As Winston Churchill apparently didn’t say after all: when the facts change, I change my mind. Just a couple of months ago on The Property Podcast, I said that if I were taking out a new mortgage I’d fix it for five years. But today, I’d keep it variable from the start.
What’s changed? Well, just about everything.
It was back in August that the Bank of England’s base rate made the first jump that felt meaningful: a 0.5% increase, taking it to 1.75%. At this point, there was no reason to think that rates would come back down any time soon, so why not lock in now?
But then in September we had the “mini” budget – which turned out to be the most misleadingly named event since the “family fun days” I’m occasionally forced to go to. It contained tax cuts and higher spending, meaning the government will be committed to even more borrowing to make up the difference.
In its aftermath everything went (in economist speak) bonkers, and the eventual result was that that the markets started to anticipate higher inflation. The likely response to even higher inflation is even more interest rate increases from the Bank of England.

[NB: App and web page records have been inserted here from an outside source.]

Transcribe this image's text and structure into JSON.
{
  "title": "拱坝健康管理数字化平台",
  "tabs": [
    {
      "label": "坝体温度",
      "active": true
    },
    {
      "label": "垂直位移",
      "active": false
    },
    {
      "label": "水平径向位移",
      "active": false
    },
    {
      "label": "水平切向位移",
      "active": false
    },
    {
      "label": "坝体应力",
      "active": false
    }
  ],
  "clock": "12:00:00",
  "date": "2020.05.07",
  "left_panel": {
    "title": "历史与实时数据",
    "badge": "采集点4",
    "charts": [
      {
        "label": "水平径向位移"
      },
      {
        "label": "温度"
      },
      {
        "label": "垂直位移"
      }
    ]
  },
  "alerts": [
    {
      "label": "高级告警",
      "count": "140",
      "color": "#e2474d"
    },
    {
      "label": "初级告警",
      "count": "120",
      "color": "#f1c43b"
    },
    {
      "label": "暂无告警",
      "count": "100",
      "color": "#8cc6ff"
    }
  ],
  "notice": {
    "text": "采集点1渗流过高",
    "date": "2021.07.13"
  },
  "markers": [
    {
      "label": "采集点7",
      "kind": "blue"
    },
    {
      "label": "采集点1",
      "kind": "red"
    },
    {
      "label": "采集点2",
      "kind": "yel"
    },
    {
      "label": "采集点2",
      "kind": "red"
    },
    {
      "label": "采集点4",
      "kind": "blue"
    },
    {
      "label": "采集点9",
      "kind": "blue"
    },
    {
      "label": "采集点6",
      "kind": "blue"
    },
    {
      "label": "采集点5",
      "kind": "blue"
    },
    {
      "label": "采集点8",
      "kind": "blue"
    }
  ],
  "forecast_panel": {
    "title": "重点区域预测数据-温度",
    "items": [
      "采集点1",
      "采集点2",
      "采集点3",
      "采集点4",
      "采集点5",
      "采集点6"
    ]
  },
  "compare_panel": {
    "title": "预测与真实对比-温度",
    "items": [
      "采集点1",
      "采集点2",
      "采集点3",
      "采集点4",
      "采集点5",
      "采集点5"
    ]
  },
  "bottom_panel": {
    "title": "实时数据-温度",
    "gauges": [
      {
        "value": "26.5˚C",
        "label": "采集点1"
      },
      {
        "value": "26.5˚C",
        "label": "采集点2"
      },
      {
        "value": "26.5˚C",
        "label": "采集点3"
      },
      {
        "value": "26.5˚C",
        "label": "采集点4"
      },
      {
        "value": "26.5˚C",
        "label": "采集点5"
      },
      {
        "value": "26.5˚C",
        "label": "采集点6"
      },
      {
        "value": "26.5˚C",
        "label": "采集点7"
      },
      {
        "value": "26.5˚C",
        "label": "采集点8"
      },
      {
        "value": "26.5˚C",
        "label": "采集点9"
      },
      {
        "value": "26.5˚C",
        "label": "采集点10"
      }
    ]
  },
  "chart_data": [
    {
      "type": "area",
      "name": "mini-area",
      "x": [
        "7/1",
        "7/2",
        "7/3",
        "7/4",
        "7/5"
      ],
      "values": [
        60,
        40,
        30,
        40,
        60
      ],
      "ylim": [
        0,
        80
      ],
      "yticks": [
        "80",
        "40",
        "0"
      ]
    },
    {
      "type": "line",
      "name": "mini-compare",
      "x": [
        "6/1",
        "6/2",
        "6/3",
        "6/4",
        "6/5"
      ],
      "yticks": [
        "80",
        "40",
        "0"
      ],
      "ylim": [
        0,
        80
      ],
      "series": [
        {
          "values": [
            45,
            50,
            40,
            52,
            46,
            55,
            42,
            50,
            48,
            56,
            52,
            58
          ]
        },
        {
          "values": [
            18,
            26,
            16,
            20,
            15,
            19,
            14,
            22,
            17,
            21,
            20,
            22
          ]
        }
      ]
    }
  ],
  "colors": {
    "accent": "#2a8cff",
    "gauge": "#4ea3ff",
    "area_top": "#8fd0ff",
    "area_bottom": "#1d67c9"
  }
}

And that’s why fixed mortgage rates are currently so high: the money markets are pricing in a base rate of 5.75% next year. As the base rate drives lenders’ cost of accessing funds, they can only offer fixes to you today at rates above 6%.
However: I think people are expecting inflation to go higher (and remain that way for longer) than it actually will. As a result, I also believe that the projected base rate is also too high. If this turns out to be true, lenders' costs of funding will fall over the coming months – and so will the fixed-rate mortgages on offer.
So on that basis, I’d be happy to take out a discounted variable or tracker product today. At the moment, these are available to individuals with interest rates in the 3% range. Might that rate increase? Yes it probably will, but I still believe it will end up lower than today’s 6% fixes.
Of course, I need to be fully willing and able to live with the consequences of being wrong – and that’s entirely possible, as this year has already held plenty of unpredictable events and there will be more in the future. If you’re not able to handle this possibility, then the certainty of a fix (even an unattractive one) could be preferable.
I recorded this YouTube video to explain my thoughts about today's mortgage market in more detail.